Around Orvieto

Yesterday we visited the Duomo in Orvieto, famous for its Renaissance era frescos and ornate carvings on the front. Due to an agreement signed during WWII, none of the historic area of Orvieto was bombed, lucky for us! The chapel below the organ, pictured left, contained the tomb of a man, Saint ????, who helped the Pope rid Orvieto of pagans- his mummified skull visible through a glass case below an altar (too dark to get a pic).

Next stop was the nearby Torre del Morro. This tower is home to a clock and chime that preside over the city on the hour. It's about ten flights of stairs to the top, but the view is worth every step!

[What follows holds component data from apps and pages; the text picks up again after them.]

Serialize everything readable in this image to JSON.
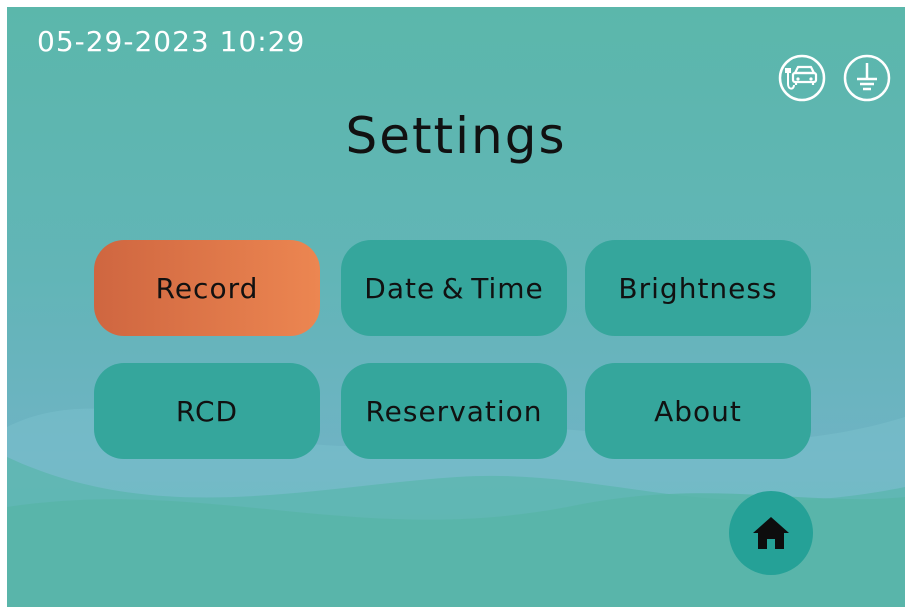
{
  "status_bar": {
    "datetime": "05-29-2023  10:29",
    "icons": [
      "ev-charger-car-icon",
      "ground-icon"
    ]
  },
  "page": {
    "title": "Settings"
  },
  "menu": [
    {
      "label": "Record",
      "active": true
    },
    {
      "label": "Date & Time",
      "active": false
    },
    {
      "label": "Brightness",
      "active": false
    },
    {
      "label": "RCD",
      "active": false
    },
    {
      "label": "Reservation",
      "active": false
    },
    {
      "label": "About",
      "active": false
    }
  ],
  "home_button": {
    "icon": "home-icon"
  },
  "colors": {
    "background_teal": "#5bb7ab",
    "button_teal": "#35a69c",
    "active_orange": "#e57d4c",
    "text": "#111111"
  }
}
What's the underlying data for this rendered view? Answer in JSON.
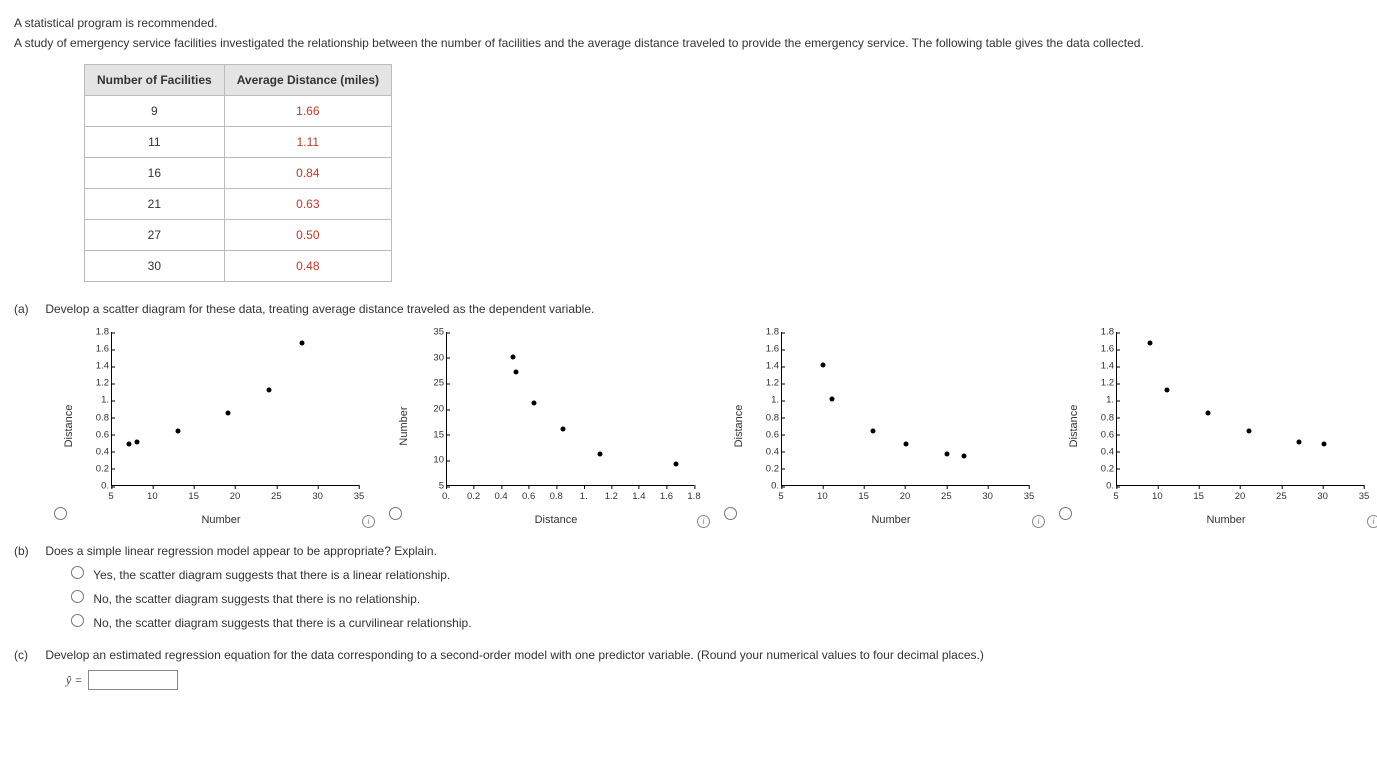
{
  "intro": {
    "p1": "A statistical program is recommended.",
    "p2": "A study of emergency service facilities investigated the relationship between the number of facilities and the average distance traveled to provide the emergency service. The following table gives the data collected."
  },
  "table": {
    "h1": "Number of Facilities",
    "h2": "Average Distance (miles)",
    "rows": [
      {
        "n": "9",
        "d": "1.66"
      },
      {
        "n": "11",
        "d": "1.11"
      },
      {
        "n": "16",
        "d": "0.84"
      },
      {
        "n": "21",
        "d": "0.63"
      },
      {
        "n": "27",
        "d": "0.50"
      },
      {
        "n": "30",
        "d": "0.48"
      }
    ]
  },
  "qa": {
    "label": "(a)",
    "text": "Develop a scatter diagram for these data, treating average distance traveled as the dependent variable."
  },
  "qb": {
    "label": "(b)",
    "text": "Does a simple linear regression model appear to be appropriate? Explain.",
    "opt1": "Yes, the scatter diagram suggests that there is a linear relationship.",
    "opt2": "No, the scatter diagram suggests that there is no relationship.",
    "opt3": "No, the scatter diagram suggests that there is a curvilinear relationship."
  },
  "qc": {
    "label": "(c)",
    "text": "Develop an estimated regression equation for the data corresponding to a second-order model with one predictor variable. (Round your numerical values to four decimal places.)",
    "yhat": "ŷ =",
    "value": ""
  },
  "axis_labels": {
    "distance": "Distance",
    "number": "Number"
  },
  "chart_data": [
    {
      "type": "scatter",
      "xlabel": "Number",
      "ylabel": "Distance",
      "xlim": [
        5,
        35
      ],
      "ylim": [
        0,
        1.8
      ],
      "xticks": [
        5,
        10,
        15,
        20,
        25,
        30,
        35
      ],
      "yticks": [
        0,
        0.2,
        0.4,
        0.6,
        0.8,
        1.0,
        1.2,
        1.4,
        1.6,
        1.8
      ],
      "points": [
        {
          "x": 7,
          "y": 0.48
        },
        {
          "x": 8,
          "y": 0.5
        },
        {
          "x": 13,
          "y": 0.63
        },
        {
          "x": 19,
          "y": 0.84
        },
        {
          "x": 24,
          "y": 1.11
        },
        {
          "x": 28,
          "y": 1.66
        }
      ]
    },
    {
      "type": "scatter",
      "xlabel": "Distance",
      "ylabel": "Number",
      "xlim": [
        0,
        1.8
      ],
      "ylim": [
        5,
        35
      ],
      "xticks": [
        0,
        0.2,
        0.4,
        0.6,
        0.8,
        1.0,
        1.2,
        1.4,
        1.6,
        1.8
      ],
      "yticks": [
        5,
        10,
        15,
        20,
        25,
        30,
        35
      ],
      "points": [
        {
          "x": 0.48,
          "y": 30
        },
        {
          "x": 0.5,
          "y": 27
        },
        {
          "x": 0.63,
          "y": 21
        },
        {
          "x": 0.84,
          "y": 16
        },
        {
          "x": 1.11,
          "y": 11
        },
        {
          "x": 1.66,
          "y": 9
        }
      ]
    },
    {
      "type": "scatter",
      "xlabel": "Number",
      "ylabel": "Distance",
      "xlim": [
        5,
        35
      ],
      "ylim": [
        0,
        1.8
      ],
      "xticks": [
        5,
        10,
        15,
        20,
        25,
        30,
        35
      ],
      "yticks": [
        0,
        0.2,
        0.4,
        0.6,
        0.8,
        1.0,
        1.2,
        1.4,
        1.6,
        1.8
      ],
      "points": [
        {
          "x": 10,
          "y": 1.4
        },
        {
          "x": 11,
          "y": 1.0
        },
        {
          "x": 16,
          "y": 0.63
        },
        {
          "x": 20,
          "y": 0.48
        },
        {
          "x": 25,
          "y": 0.36
        },
        {
          "x": 27,
          "y": 0.34
        }
      ]
    },
    {
      "type": "scatter",
      "xlabel": "Number",
      "ylabel": "Distance",
      "xlim": [
        5,
        35
      ],
      "ylim": [
        0,
        1.8
      ],
      "xticks": [
        5,
        10,
        15,
        20,
        25,
        30,
        35
      ],
      "yticks": [
        0,
        0.2,
        0.4,
        0.6,
        0.8,
        1.0,
        1.2,
        1.4,
        1.6,
        1.8
      ],
      "points": [
        {
          "x": 9,
          "y": 1.66
        },
        {
          "x": 11,
          "y": 1.11
        },
        {
          "x": 16,
          "y": 0.84
        },
        {
          "x": 21,
          "y": 0.63
        },
        {
          "x": 27,
          "y": 0.5
        },
        {
          "x": 30,
          "y": 0.48
        }
      ]
    }
  ]
}
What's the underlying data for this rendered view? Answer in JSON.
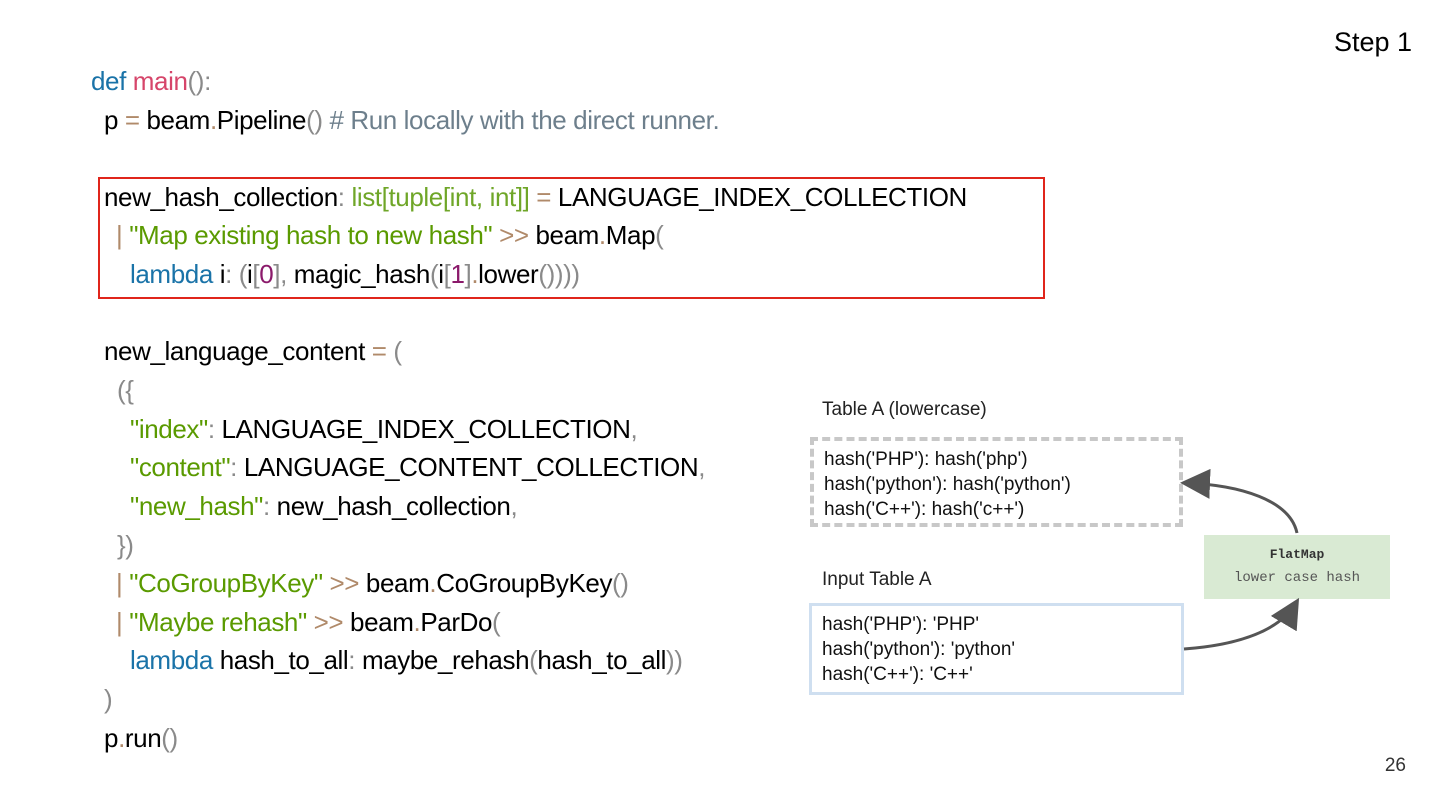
{
  "slide": {
    "step": "Step 1",
    "page_number": "26"
  },
  "code": {
    "l1_def": "def",
    "l1_name": "main",
    "l1_rest": "():",
    "l2_p": "p",
    "l2_eq": " = ",
    "l2_beam": "beam",
    "l2_dot": ".",
    "l2_pipe": "Pipeline",
    "l2_paren": "()",
    "l2_comment": " # Run locally with the direct runner.",
    "l3_var": "new_hash_collection",
    "l3_colon": ": ",
    "l3_type": "list[tuple[int, int]]",
    "l3_eq": " = ",
    "l3_val": "LANGUAGE_INDEX_COLLECTION",
    "l4_bar": "| ",
    "l4_str": "\"Map existing hash to new hash\"",
    "l4_op": " >> ",
    "l4_beam": "beam",
    "l4_dot": ".",
    "l4_map": "Map",
    "l4_paren": "(",
    "l5_lambda": "lambda",
    "l5_i": " i",
    "l5_colon": ": ",
    "l5_p1": "(",
    "l5_i2": "i",
    "l5_b1": "[",
    "l5_zero": "0",
    "l5_b2": "]",
    "l5_comma": ", ",
    "l5_fn": "magic_hash",
    "l5_p2": "(",
    "l5_i3": "i",
    "l5_b3": "[",
    "l5_one": "1",
    "l5_b4": "]",
    "l5_dot": ".",
    "l5_lower": "lower",
    "l5_end": "()))) ",
    "l6_var": "new_language_content",
    "l6_eq": " = ",
    "l6_paren": "(",
    "l7": "({",
    "l8_key": "\"index\"",
    "l8_colon": ": ",
    "l8_val": "LANGUAGE_INDEX_COLLECTION",
    "l8_comma": ",",
    "l9_key": "\"content\"",
    "l9_colon": ": ",
    "l9_val": "LANGUAGE_CONTENT_COLLECTION",
    "l9_comma": ",",
    "l10_key": "\"new_hash\"",
    "l10_colon": ": ",
    "l10_val": "new_hash_collection",
    "l10_comma": ",",
    "l11": "})",
    "l12_bar": "| ",
    "l12_str": "\"CoGroupByKey\"",
    "l12_op": " >> ",
    "l12_beam": "beam",
    "l12_dot": ".",
    "l12_fn": "CoGroupByKey",
    "l12_paren": "()",
    "l13_bar": "| ",
    "l13_str": "\"Maybe rehash\"",
    "l13_op": " >> ",
    "l13_beam": "beam",
    "l13_dot": ".",
    "l13_fn": "ParDo",
    "l13_paren": "(",
    "l14_lambda": "lambda",
    "l14_arg": " hash_to_all",
    "l14_colon": ": ",
    "l14_fn": "maybe_rehash",
    "l14_p1": "(",
    "l14_arg2": "hash_to_all",
    "l14_p2": "))",
    "l15": ")",
    "l16_p": "p",
    "l16_dot": ".",
    "l16_run": "run",
    "l16_paren": "()"
  },
  "diagram": {
    "table_a_lower_label": "Table A (lowercase)",
    "table_a_lower_rows": [
      "hash('PHP'): hash('php')",
      "hash('python'): hash('python')",
      "hash('C++'): hash('c++')"
    ],
    "input_table_label": "Input Table A",
    "input_table_rows": [
      "hash('PHP'): 'PHP'",
      "hash('python'): 'python'",
      "hash('C++'): 'C++'"
    ],
    "flatmap_title": "FlatMap",
    "flatmap_subtitle": "lower case hash"
  },
  "colors": {
    "highlight_border": "#e0251b",
    "flatmap_bg": "#d9ead3",
    "keyword": "#1a73a8",
    "string": "#5a9a00"
  }
}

  1. You can almost see the ghosts of Roman legionnaires in formation, as they decimated another pagan tribe, then assimilated them into their Republican collective. And between the flow of blood and the volcanic ash, no wonder the food and wine in Italia is so vibrantly tasteful.
    (Daniel is the alter-ego of Chef DP. Larousse)

  2. Amazing, the churches in Europe, even if they are a dime-a-dozen. I often think of American "classic Coca-cola" when I see the works of antiquity in Europe - which is kind of a joke in the shadow of 600-to-1200-year-old churches built with the labor of several generations of local artisans, funded by wars and taxes on the masses.
    (Chef DPL)

  3. I loved Orvieto. I spent a summer in Capanole in 1988 and have always wanted to go back. I am jealous!!